In August, we added 23 new topics. Another long-term mystery was finally solved with a name for the EKO incised mark. After clever sleuthing on the Facebook Australian Pottery group, the potter has been identified as Eva Karola Osváth. She also made pottery under the label Studio Eve in the 1950s, thus solving another mystery for the Facebook group. During the month, members found examples of work by Thancoupie and John Patrick Kelantumama, adding to the number of indigenous potters represented in Australian Potters’ Marks. We are gradually getting closer to our goal of having linked entries for all of the potters from our seed data, this month adding Jill (Evans) Byrne, Robert Goodlet of Drake Pottery and Peggy Warren. We now have marks for the UK Potter Matthew Blakely who worked in Australia from 1988-2002, Fiona Staun provided us with a biography for Philip Staun of Bluebell Pottery and I added some more entries from our online shop. August’s group is the Coastal Claymakers Inc. and we would welcome more information about past and present members and their marks.
Illustrated: Eva Karola Osváth’s incised EKO mark.
Here are the topics added in August 2015:
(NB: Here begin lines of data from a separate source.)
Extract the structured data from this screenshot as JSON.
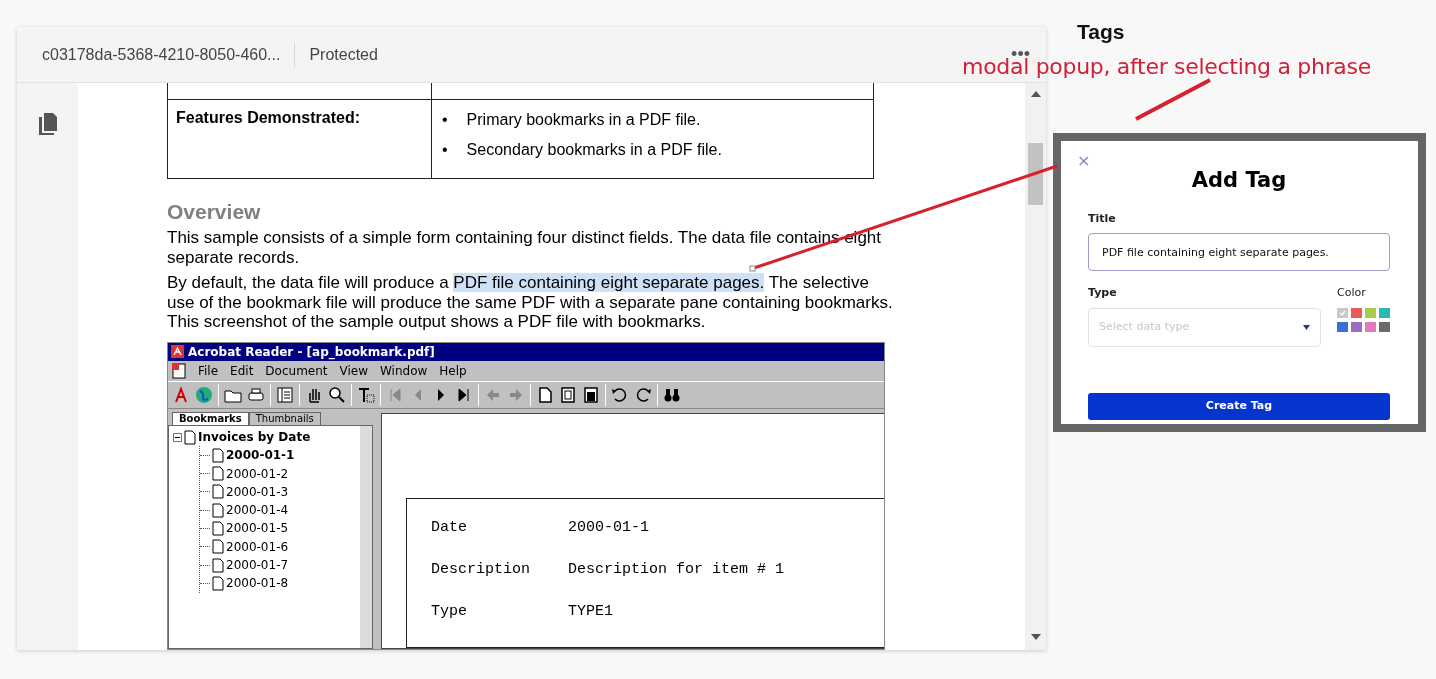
{
  "viewer": {
    "file_name": "c03178da-5368-4210-8050-460...",
    "status": "Protected",
    "more": "•••"
  },
  "document": {
    "features_label": "Features Demonstrated:",
    "features": [
      {
        "bullet": "•",
        "text": "Primary bookmarks in a PDF file."
      },
      {
        "bullet": "•",
        "text": "Secondary bookmarks in a PDF file."
      }
    ],
    "heading": "Overview",
    "paragraphs": [
      [
        {
          "text": "This sample consists of a simple form containing four distinct fields. The data file contains eight separate records.",
          "highlighted": false
        }
      ],
      [
        {
          "text": "By default, the data file will produce a ",
          "highlighted": false
        },
        {
          "text": "PDF file containing eight separate pages.",
          "highlighted": true
        },
        {
          "text": " The selective use of the bookmark file will produce the same PDF with a separate pane containing bookmarks. This screenshot of the sample output shows a PDF file with bookmarks.",
          "highlighted": false
        }
      ]
    ],
    "embedded_window": {
      "title": "Acrobat Reader - [ap_bookmark.pdf]",
      "menu": [
        "File",
        "Edit",
        "Document",
        "View",
        "Window",
        "Help"
      ],
      "tabs": [
        {
          "label": "Bookmarks",
          "selected": true
        },
        {
          "label": "Thumbnails",
          "selected": false
        }
      ],
      "tree": [
        {
          "label": "Invoices by Date",
          "expanded": true,
          "children": [
            {
              "label": "2000-01-1",
              "selected": true
            },
            {
              "label": "2000-01-2",
              "selected": false
            },
            {
              "label": "2000-01-3",
              "selected": false
            },
            {
              "label": "2000-01-4",
              "selected": false
            },
            {
              "label": "2000-01-5",
              "selected": false
            },
            {
              "label": "2000-01-6",
              "selected": false
            },
            {
              "label": "2000-01-7",
              "selected": false
            },
            {
              "label": "2000-01-8",
              "selected": false
            }
          ]
        }
      ],
      "fields": [
        {
          "label": "Date",
          "value": "2000-01-1"
        },
        {
          "label": "Description",
          "value": "Description for item # 1"
        },
        {
          "label": "Type",
          "value": "TYPE1"
        }
      ]
    }
  },
  "tags_panel": {
    "title": "Tags"
  },
  "annotation": {
    "text": "modal popup, after selecting a phrase"
  },
  "modal": {
    "close": "×",
    "title": "Add Tag",
    "title_label": "Title",
    "title_value": "PDF file containing eight separate pages.",
    "type_label": "Type",
    "type_placeholder": "Select data type",
    "color_label": "Color",
    "swatches": [
      {
        "color": "#c8c8c8",
        "selected": true
      },
      {
        "color": "#ee5a5a",
        "selected": false
      },
      {
        "color": "#a8cc4a",
        "selected": false
      },
      {
        "color": "#2bb8b0",
        "selected": false
      },
      {
        "color": "#3a6fd8",
        "selected": false
      },
      {
        "color": "#9b6cc4",
        "selected": false
      },
      {
        "color": "#e27ab8",
        "selected": false
      },
      {
        "color": "#6a6a6a",
        "selected": false
      }
    ],
    "button": "Create Tag"
  }
}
Welcome to our project to make the marks used by Australian potters easy to find on the Internet. This will be a huge, open-ended task. My guess is that more than 10,000 potters have practiced professionally in Australia over the last fifty years, often using more than one mark to identify their work.
The seed data: From 1977-1996, the Australian Potters’ Society published eight printed directories with short biographies and images of marks. The seed data for this project was derived from these directories. Other sources included Geoff Ford’s Encyclopaedia of Australian Potters Marks, Skepsi’s Celebrating the Master exhibition catalogue and the images of marks included in The Journal of Australian Ceramics from 2010 onwards.
The platform: I’ve chosen two freely available social networking sites to gather and share the data. The index is hosted here on wordpress.com and I’ll also blog regularly to report on progress. Discussions about potters and their marks will take place on the Identifying Australian Pottery group on Flickr, and Flickr will also provide a means of sharing images and building a searchable and browsable image pool.
The images: The seed data describes marks a potter used and which sources have images of those marks. Members of the Identifying Australian Pottery group on Flickr have been creating topics for identified potters, with images of marks, and I am linking these to the index entries as they are created. I’m also archiving the images of identified marks in a separate Flickr account where they can be browsed alphabetically and by state.
A work in progress: While already a useful resource, work has only just begun. Now it will be up to all of us – potters, their families and heirs, collectors, curators, historians, buyers and sellers on the secondary market – to pool our knowledge and to keep adding entries and images as information comes to hand.